Cadillac has added Tour, Sport, and Snow/Ice drive modes that adjust the steering, brake feel, and even the sound of the cars. That's right. Active noise control and laminated glass make the car so quiet that the automaker is adding noise back in through the sound system. Just about everyone is doing it these days, so we won't judge. Until we hear it.
At 1,660 kg, curb weight of the base car is within 4 kg of the CTS. Which makes sense, because it's pretty much bang on with the exterior dimensions of that car. The doors and the hood are aluminum to help make sure this cab-rearward car still has 50/50 weight distribution.
On the inside, the car's interior looks like most of the rest of the automaker's wares. Simple interfaces with redundant buttons for most controls. Elegant lines and materials like open pore woods make for a warm and inviting environment. The driver's seat has loads of head and legroom, even for this writer who complains about headroom in most vehicles. And that's with the sunroof option. Almost as important, there is enough kneeroom in the back for passengers well over six-feet to sit behind an equally tall driver. Though rear headroom is a bit more snug.
That interior is loaded with tech, too. It starts with a 10.0-inch touchscreen, even on the base model. Plus one-touch bluetooth connection, though we didn't get to try that one out. Cadillac has added what it calls a phone shrine in the center console, where if you haven't moved on to wireless charging, you'll enjoy the ability to put your phone in a pocket with the cord plugged in to the bottom and not poking awkwardly out of the top. Of course, there's wireless charging available. Cadillac's Super Cruise semi-autonomous driving tech is coming, but it won't arrive until sometime next year.

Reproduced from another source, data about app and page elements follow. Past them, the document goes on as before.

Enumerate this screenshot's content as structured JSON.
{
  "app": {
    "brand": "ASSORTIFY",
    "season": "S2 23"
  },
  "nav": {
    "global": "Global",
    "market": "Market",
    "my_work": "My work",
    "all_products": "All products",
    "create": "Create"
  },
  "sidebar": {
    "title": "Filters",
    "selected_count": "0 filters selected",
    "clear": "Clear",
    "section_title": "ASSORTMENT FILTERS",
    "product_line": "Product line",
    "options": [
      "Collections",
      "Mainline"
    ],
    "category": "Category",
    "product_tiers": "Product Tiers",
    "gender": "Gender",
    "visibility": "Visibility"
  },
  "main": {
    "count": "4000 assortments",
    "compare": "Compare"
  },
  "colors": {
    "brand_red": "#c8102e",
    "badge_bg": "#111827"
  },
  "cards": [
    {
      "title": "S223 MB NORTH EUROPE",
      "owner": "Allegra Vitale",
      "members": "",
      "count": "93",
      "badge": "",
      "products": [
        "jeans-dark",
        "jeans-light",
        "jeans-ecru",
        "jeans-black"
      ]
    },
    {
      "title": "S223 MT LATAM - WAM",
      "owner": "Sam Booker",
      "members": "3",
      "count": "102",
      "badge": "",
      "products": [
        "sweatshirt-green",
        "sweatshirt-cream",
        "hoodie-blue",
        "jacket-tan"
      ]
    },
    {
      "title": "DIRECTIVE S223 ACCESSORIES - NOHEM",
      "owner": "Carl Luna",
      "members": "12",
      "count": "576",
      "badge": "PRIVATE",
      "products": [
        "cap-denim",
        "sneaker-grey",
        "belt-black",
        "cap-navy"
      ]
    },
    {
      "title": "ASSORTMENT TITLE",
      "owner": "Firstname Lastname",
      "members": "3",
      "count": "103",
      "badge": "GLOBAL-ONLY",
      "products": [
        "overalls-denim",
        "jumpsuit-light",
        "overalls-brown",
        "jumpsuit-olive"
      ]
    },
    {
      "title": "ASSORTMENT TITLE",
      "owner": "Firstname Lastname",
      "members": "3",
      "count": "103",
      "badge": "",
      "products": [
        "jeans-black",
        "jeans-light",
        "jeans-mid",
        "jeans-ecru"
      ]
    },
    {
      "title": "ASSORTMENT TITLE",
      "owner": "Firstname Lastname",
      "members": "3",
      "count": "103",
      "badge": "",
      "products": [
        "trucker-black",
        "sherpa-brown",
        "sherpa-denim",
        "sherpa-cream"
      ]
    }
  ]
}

Forward collision alert, automatic braking including pedestrian detection, and an LED windshield-projection collision alert are all standard. Premium Luxury and Sport both add lane change alerts with blind spot warnings, rear cross traffic alert, rear park assist, and auto-dim mirrors. And those top trims can add auto-park assist, enhanced emergency braking, surround vision, a head-up display, and lane-keeping are on the options list along with the latest version of the brand's rear camera mirror that flips between conventional rear-view and a display from a camera mounted in the antenna.
It's not the exterior appearance that you were probably expecting, but the new CT5 is a good look for the brand. And expect it to continue when the smaller CT4 arrives sometime later this year. The CT5 is being unveiled today at the New York International Auto Show, and it's expected to arrive at dealers in the fourth quarter of this year.